The world of partying in SA can pretty much be broken up into three types of nights.
You have those at establishments you trust, where on average the jusi can be expected to be interesting; once-off events with line-ups interesting enough to garner attention; and finally the older sibling of these – those rare events that have reached the level of excellence, and with a crowd consistent enough to allow freedom in execution of the parties. Looking at the histories of parties that exist in this space – think of Friday Uppercut or Pussy Party. Building these parties is more akin to alchemy than architecture, but two necessary elements to the mix are a strong mandate, and an even stronger sense of creative leadership.
A new party that hopes to move quickly into the movement is the Cape Town-based KONJO, who throw their first event this Saturday at The Woodstock Foundry. The mandate of the event is crystally clear, and it’s one that’s sorely missing from the current scene. In their own words, KONJO is a “Pan-African music and culture movement that curates events of eclectic music from South Africa, the greater African continent and the African diaspora in the global south.” It’s inspiring and high potential stuff.

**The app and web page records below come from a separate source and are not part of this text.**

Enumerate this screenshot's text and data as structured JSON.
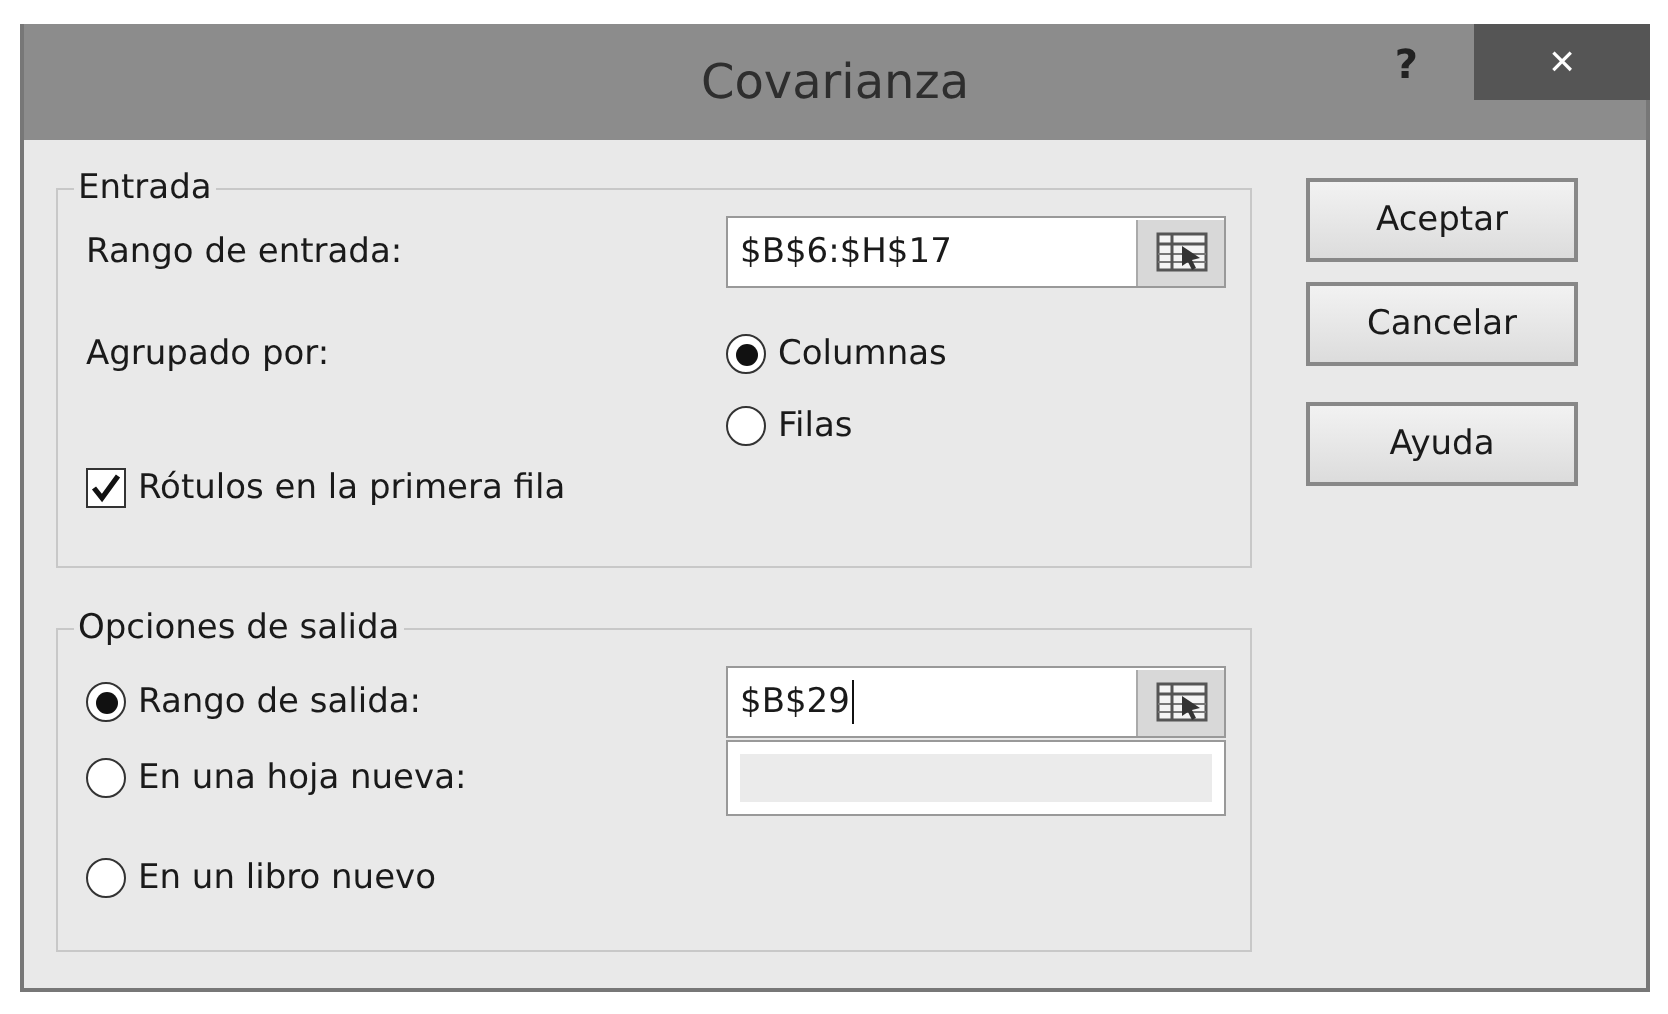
{
  "window": {
    "title": "Covarianza",
    "help": "?",
    "close": "×"
  },
  "input_group": {
    "legend": "Entrada",
    "range_label": "Rango de entrada:",
    "range_value": "$B$6:$H$17",
    "group_label": "Agrupado por:",
    "group_options": [
      {
        "label": "Columnas",
        "selected": true
      },
      {
        "label": "Filas",
        "selected": false
      }
    ],
    "labels_checkbox": {
      "label": "Rótulos en la primera fila",
      "checked": true
    }
  },
  "output_group": {
    "legend": "Opciones de salida",
    "options": [
      {
        "kind": "range",
        "label": "Rango de salida:",
        "selected": true,
        "value": "$B$29",
        "focused": true
      },
      {
        "kind": "sheet",
        "label": "En una hoja nueva:",
        "selected": false,
        "disabled": true
      },
      {
        "kind": "book",
        "label": "En un libro nuevo",
        "selected": false
      }
    ]
  },
  "buttons": [
    "Aceptar",
    "Cancelar",
    "Ayuda"
  ]
}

Converting this potential though, is where the creative leadership comes in, and on the evidence of the line-up curated for their first event, Konjo are heading into excellent directions. The party will be headlined by progressive (as in forward thinking, not prog) bands like BLK JKS – whose live sets have been scarce in the Cape – and The Brother Moves On, who will be performing with frequent collaborator Shabaka Hutchings.
Supporting the two main acts in keeping the crowds grooving, is a set of DJs well chosen enough to probably pull in crowds on their own. Waxon founder Paul Waxon – fresh from his wide-ranging KwaaiTour with Dj Okapi and Pierre Estienne – will be joined by fellow vinyl (and vibes) aficionado Zara Julius. Rounding the Dj line-up off is the ever forward-looking nostalgia of K-$.
With the overall aim of the party so firmly set, and a focus of shining a light on music from the global south, this should be a party set aside from the majority. The excitement for KONJO Vol. 1 seems to there, as both waves of early-bird tickets have already been exhausted.